===== Available data

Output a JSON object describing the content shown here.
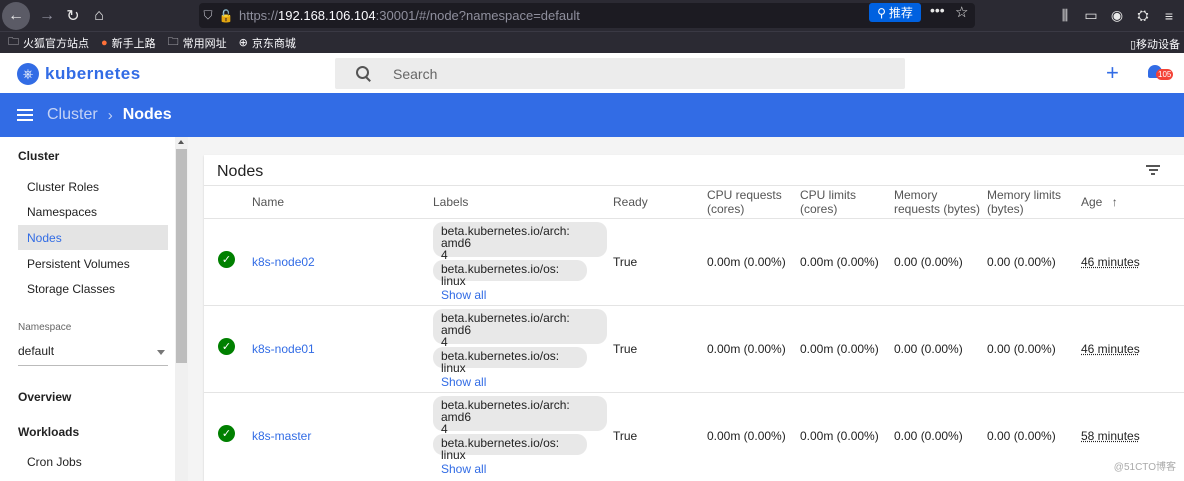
{
  "browser": {
    "url_scheme": "https://",
    "url_host": "192.168.106.104",
    "url_rest": ":30001/#/node?namespace=default",
    "recommend_label": "推荐",
    "bookmarks": [
      "火狐官方站点",
      "新手上路",
      "常用网址",
      "京东商城"
    ],
    "mobile_devices": "移动设备"
  },
  "header": {
    "logo_text": "kubernetes",
    "search_placeholder": "Search",
    "notification_count": "105"
  },
  "titlebar": {
    "parent": "Cluster",
    "current": "Nodes"
  },
  "sidebar": {
    "cluster_heading": "Cluster",
    "items": [
      "Cluster Roles",
      "Namespaces",
      "Nodes",
      "Persistent Volumes",
      "Storage Classes"
    ],
    "active_item": "Nodes",
    "namespace_label": "Namespace",
    "namespace_value": "default",
    "overview": "Overview",
    "workloads": "Workloads",
    "cron_jobs": "Cron Jobs"
  },
  "table": {
    "title": "Nodes",
    "columns": {
      "name": "Name",
      "labels": "Labels",
      "ready": "Ready",
      "cpu_requests": "CPU requests",
      "cpu_requests_unit": "(cores)",
      "cpu_limits": "CPU limits",
      "cpu_limits_unit": "(cores)",
      "mem_requests": "Memory",
      "mem_requests_unit": "requests (bytes)",
      "mem_limits": "Memory limits",
      "mem_limits_unit": "(bytes)",
      "age": "Age"
    },
    "rows": [
      {
        "name": "k8s-node02",
        "label_arch_1": "beta.kubernetes.io/arch: amd6",
        "label_arch_2": "4",
        "label_os": "beta.kubernetes.io/os: linux",
        "show_all": "Show all",
        "ready": "True",
        "cpu_requests": "0.00m (0.00%)",
        "cpu_limits": "0.00m (0.00%)",
        "mem_requests": "0.00 (0.00%)",
        "mem_limits": "0.00 (0.00%)",
        "age": "46 minutes"
      },
      {
        "name": "k8s-node01",
        "label_arch_1": "beta.kubernetes.io/arch: amd6",
        "label_arch_2": "4",
        "label_os": "beta.kubernetes.io/os: linux",
        "show_all": "Show all",
        "ready": "True",
        "cpu_requests": "0.00m (0.00%)",
        "cpu_limits": "0.00m (0.00%)",
        "mem_requests": "0.00 (0.00%)",
        "mem_limits": "0.00 (0.00%)",
        "age": "46 minutes"
      },
      {
        "name": "k8s-master",
        "label_arch_1": "beta.kubernetes.io/arch: amd6",
        "label_arch_2": "4",
        "label_os": "beta.kubernetes.io/os: linux",
        "show_all": "Show all",
        "ready": "True",
        "cpu_requests": "0.00m (0.00%)",
        "cpu_limits": "0.00m (0.00%)",
        "mem_requests": "0.00 (0.00%)",
        "mem_limits": "0.00 (0.00%)",
        "age": "58 minutes"
      }
    ]
  },
  "watermark": "@51CTO博客",
  "colors": {
    "accent": "#326ce5",
    "ready_green": "#008000",
    "browser_dark": "#2b2a33"
  }
}
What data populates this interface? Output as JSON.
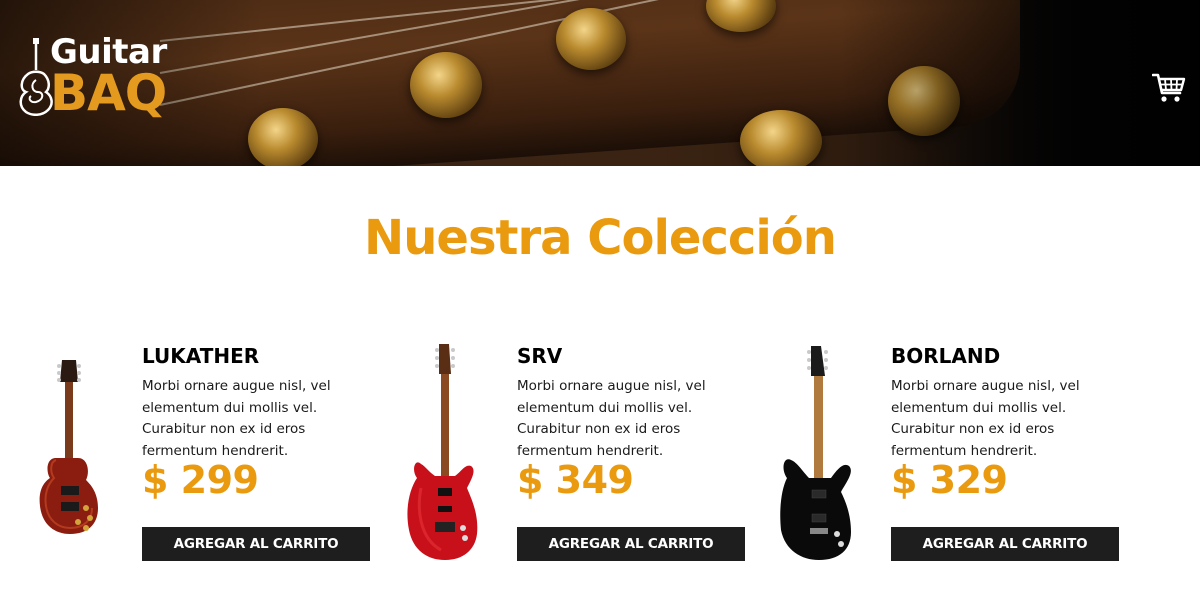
{
  "header": {
    "logo": {
      "word1": "Guitar",
      "word2": "BAQ"
    },
    "cart_icon": "shopping-cart-icon"
  },
  "section": {
    "title": "Nuestra Colección"
  },
  "colors": {
    "accent": "#e99a0f",
    "button_bg": "#1e1e1e",
    "logo_accent": "#e39a1e"
  },
  "products": [
    {
      "name": "LUKATHER",
      "description": "Morbi ornare augue nisl, vel elementum dui mollis vel. Curabitur non ex id eros fermentum hendrerit.",
      "price": "$ 299",
      "button_label": "AGREGAR AL CARRITO",
      "image_icon": "les-paul-guitar-icon"
    },
    {
      "name": "SRV",
      "description": "Morbi ornare augue nisl, vel elementum dui mollis vel. Curabitur non ex id eros fermentum hendrerit.",
      "price": "$ 349",
      "button_label": "AGREGAR AL CARRITO",
      "image_icon": "red-strat-guitar-icon"
    },
    {
      "name": "BORLAND",
      "description": "Morbi ornare augue nisl, vel elementum dui mollis vel. Curabitur non ex id eros fermentum hendrerit.",
      "price": "$ 329",
      "button_label": "AGREGAR AL CARRITO",
      "image_icon": "black-guitar-icon"
    }
  ]
}
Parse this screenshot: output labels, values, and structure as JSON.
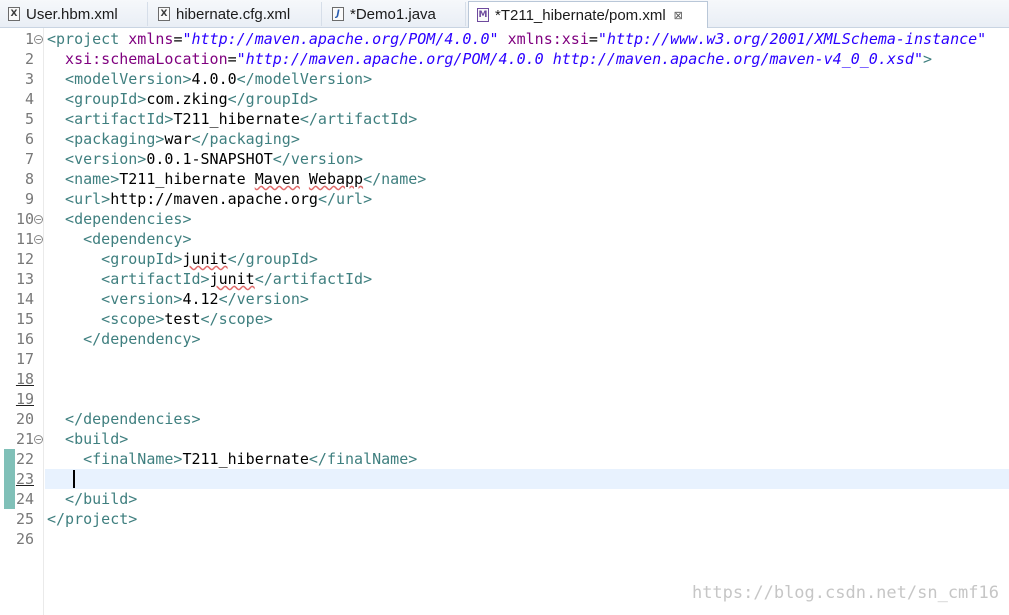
{
  "tabs": [
    {
      "icon": "xml-file-icon",
      "label": "User.hbm.xml"
    },
    {
      "icon": "xml-file-icon",
      "label": "hibernate.cfg.xml"
    },
    {
      "icon": "java-file-icon",
      "label": "*Demo1.java"
    },
    {
      "icon": "maven-pom-icon",
      "label": "*T211_hibernate/pom.xml",
      "active": true,
      "close": "⊠"
    }
  ],
  "line_numbers": [
    "1",
    "2",
    "3",
    "4",
    "5",
    "6",
    "7",
    "8",
    "9",
    "10",
    "11",
    "12",
    "13",
    "14",
    "15",
    "16",
    "17",
    "18",
    "19",
    "20",
    "21",
    "22",
    "23",
    "24",
    "25",
    "26"
  ],
  "code": {
    "l1": {
      "t1": "<project ",
      "a1": "xmlns",
      "e1": "=",
      "v1": "\"http://maven.apache.org/POM/4.0.0\"",
      "a2": " xmlns:xsi",
      "e2": "=",
      "v2": "\"http://www.w3.org/2001/XMLSchema-instance\""
    },
    "l2": {
      "a": "  xsi:schemaLocation",
      "e": "=",
      "v": "\"http://maven.apache.org/POM/4.0.0 http://maven.apache.org/maven-v4_0_0.xsd\"",
      "t": ">"
    },
    "l3": {
      "o": "  <modelVersion>",
      "x": "4.0.0",
      "c": "</modelVersion>"
    },
    "l4": {
      "o": "  <groupId>",
      "x": "com.zking",
      "c": "</groupId>"
    },
    "l5": {
      "o": "  <artifactId>",
      "x": "T211_hibernate",
      "c": "</artifactId>"
    },
    "l6": {
      "o": "  <packaging>",
      "x": "war",
      "c": "</packaging>"
    },
    "l7": {
      "o": "  <version>",
      "x": "0.0.1-SNAPSHOT",
      "c": "</version>"
    },
    "l8": {
      "o": "  <name>",
      "x1": "T211_hibernate ",
      "x2": "Maven",
      "x3": " ",
      "x4": "Webapp",
      "c": "</name>"
    },
    "l9": {
      "o": "  <url>",
      "x": "http://maven.apache.org",
      "c": "</url>"
    },
    "l10": {
      "o": "  <dependencies>"
    },
    "l11": {
      "o": "    <dependency>"
    },
    "l12": {
      "o": "      <groupId>",
      "x": "junit",
      "c": "</groupId>"
    },
    "l13": {
      "o": "      <artifactId>",
      "x": "junit",
      "c": "</artifactId>"
    },
    "l14": {
      "o": "      <version>",
      "x": "4.12",
      "c": "</version>"
    },
    "l15": {
      "o": "      <scope>",
      "x": "test",
      "c": "</scope>"
    },
    "l16": {
      "o": "    </dependency>"
    },
    "l20": {
      "o": "  </dependencies>"
    },
    "l21": {
      "o": "  <build>"
    },
    "l22": {
      "o": "    <finalName>",
      "x": "T211_hibernate",
      "c": "</finalName>"
    },
    "l24": {
      "o": "  </build>"
    },
    "l25": {
      "o": "</project>"
    }
  },
  "watermark": "https://blog.csdn.net/sn_cmf16"
}
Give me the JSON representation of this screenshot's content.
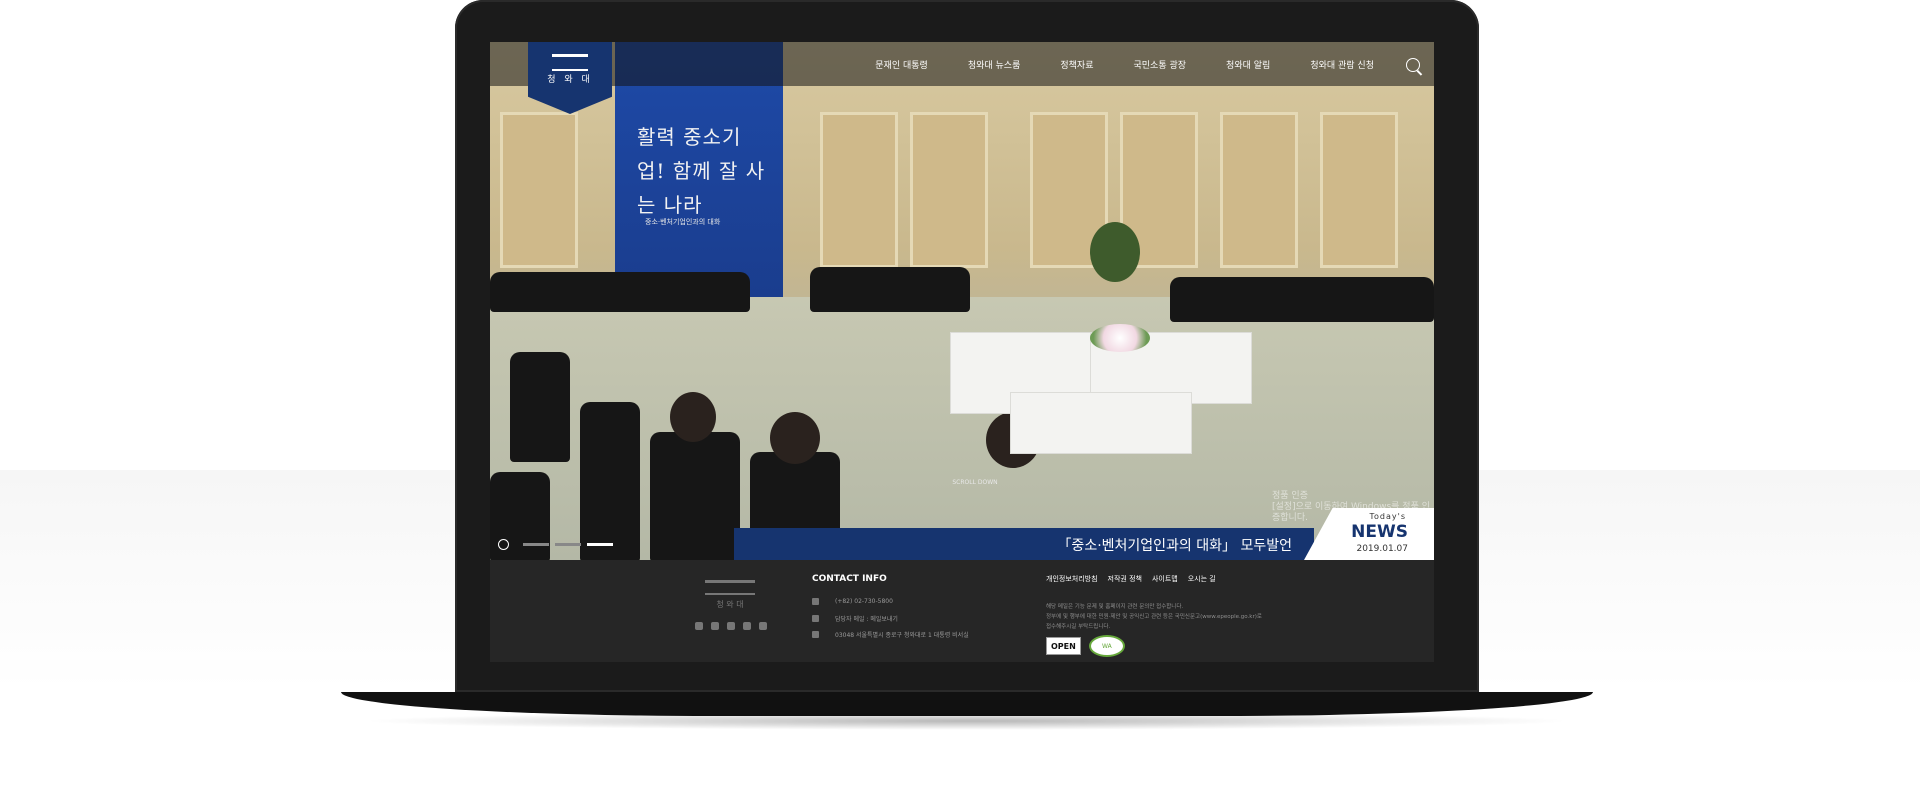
{
  "logo": {
    "label": "청 와 대"
  },
  "nav": {
    "items": [
      "문재인 대통령",
      "청와대 뉴스룸",
      "정책자료",
      "국민소통 광장",
      "청와대 알림",
      "청와대 관람 신청"
    ]
  },
  "hero": {
    "banner_calligraphy": "활력 중소기업! 함께 잘 사는 나라",
    "banner_subtitle": "중소·벤처기업인과의 대화",
    "scroll_hint": "SCROLL DOWN",
    "watermark_line1": "정품 인증",
    "watermark_line2": "[설정]으로 이동하여 Windows를 정품 인증합니다."
  },
  "news": {
    "headline": "「중소·벤처기업인과의 대화」 모두발언",
    "today_label": "Today's",
    "news_label": "NEWS",
    "date": "2019.01.07"
  },
  "footer": {
    "logo_text": "청 와 대",
    "contact_title": "CONTACT INFO",
    "phone": "(+82) 02-730-5800",
    "email_label": "담당자 메일 : 메일보내기",
    "address": "03048 서울특별시 종로구 청와대로 1 대통령 비서실",
    "links": [
      "개인정보처리방침",
      "저작권 정책",
      "사이트맵",
      "오시는 길"
    ],
    "note1": "해당 메일은 기능 문제 및 홈페이지 관련 문의만 접수합니다.",
    "note2": "정부에 및 행부에 대한 민원·제안 및 공익신고 관련 등은 국민신문고(www.epeople.go.kr)로",
    "note3": "접수해주시길 부탁드립니다.",
    "badge_open": "OPEN",
    "badge_wa": "WA"
  },
  "colors": {
    "accent": "#16346f",
    "banner": "#1e4aa8",
    "footer_bg": "#262626"
  }
}
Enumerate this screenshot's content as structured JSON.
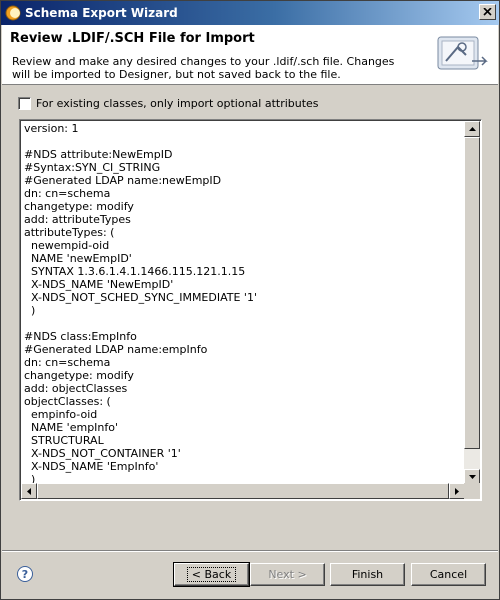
{
  "window": {
    "title": "Schema Export Wizard"
  },
  "header": {
    "title": "Review .LDIF/.SCH File for Import",
    "description": "Review and make any desired changes to your .ldif/.sch file.  Changes will be imported to Designer, but not saved back to the file."
  },
  "options": {
    "optional_attributes_label": "For existing classes, only import optional attributes",
    "optional_attributes_checked": false
  },
  "editor": {
    "lines": [
      "version: 1",
      "",
      "#NDS attribute:NewEmpID",
      "#Syntax:SYN_CI_STRING",
      "#Generated LDAP name:newEmpID",
      "dn: cn=schema",
      "changetype: modify",
      "add: attributeTypes",
      "attributeTypes: (",
      "  newempid-oid",
      "  NAME 'newEmpID'",
      "  SYNTAX 1.3.6.1.4.1.1466.115.121.1.15",
      "  X-NDS_NAME 'NewEmpID'",
      "  X-NDS_NOT_SCHED_SYNC_IMMEDIATE '1'",
      "  )",
      "",
      "#NDS class:EmpInfo",
      "#Generated LDAP name:empInfo",
      "dn: cn=schema",
      "changetype: modify",
      "add: objectClasses",
      "objectClasses: (",
      "  empinfo-oid",
      "  NAME 'empInfo'",
      "  STRUCTURAL",
      "  X-NDS_NOT_CONTAINER '1'",
      "  X-NDS_NAME 'EmpInfo'",
      "  )"
    ]
  },
  "buttons": {
    "help": "?",
    "back": "< Back",
    "next": "Next >",
    "finish": "Finish",
    "cancel": "Cancel"
  },
  "icons": {
    "app": "eclipse-icon",
    "close": "close-icon",
    "header_art": "schema-wizard-icon",
    "help": "help-icon"
  },
  "colors": {
    "title_bar_start": "#0a246a",
    "title_bar_end": "#a6caf0",
    "face": "#d4d0c8"
  }
}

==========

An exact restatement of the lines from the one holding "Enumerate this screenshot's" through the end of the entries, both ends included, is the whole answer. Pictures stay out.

→ **Task result**:
Enumerate this screenshot's content as structured JSON.
{
  "window": {
    "title": "Schema Export Wizard"
  },
  "header": {
    "title": "Review .LDIF/.SCH File for Import",
    "description": "Review and make any desired changes to your .ldif/.sch file.  Changes will be imported to Designer, but not saved back to the file."
  },
  "options": {
    "optional_attributes_label": "For existing classes, only import optional attributes",
    "optional_attributes_checked": false
  },
  "editor": {
    "lines": [
      "version: 1",
      "",
      "#NDS attribute:NewEmpID",
      "#Syntax:SYN_CI_STRING",
      "#Generated LDAP name:newEmpID",
      "dn: cn=schema",
      "changetype: modify",
      "add: attributeTypes",
      "attributeTypes: (",
      "  newempid-oid",
      "  NAME 'newEmpID'",
      "  SYNTAX 1.3.6.1.4.1.1466.115.121.1.15",
      "  X-NDS_NAME 'NewEmpID'",
      "  X-NDS_NOT_SCHED_SYNC_IMMEDIATE '1'",
      "  )",
      "",
      "#NDS class:EmpInfo",
      "#Generated LDAP name:empInfo",
      "dn: cn=schema",
      "changetype: modify",
      "add: objectClasses",
      "objectClasses: (",
      "  empinfo-oid",
      "  NAME 'empInfo'",
      "  STRUCTURAL",
      "  X-NDS_NOT_CONTAINER '1'",
      "  X-NDS_NAME 'EmpInfo'",
      "  )"
    ]
  },
  "buttons": {
    "help": "?",
    "back": "< Back",
    "next": "Next >",
    "finish": "Finish",
    "cancel": "Cancel"
  },
  "icons": {
    "app": "eclipse-icon",
    "close": "close-icon",
    "header_art": "schema-wizard-icon",
    "help": "help-icon"
  },
  "colors": {
    "title_bar_start": "#0a246a",
    "title_bar_end": "#a6caf0",
    "face": "#d4d0c8"
  }
}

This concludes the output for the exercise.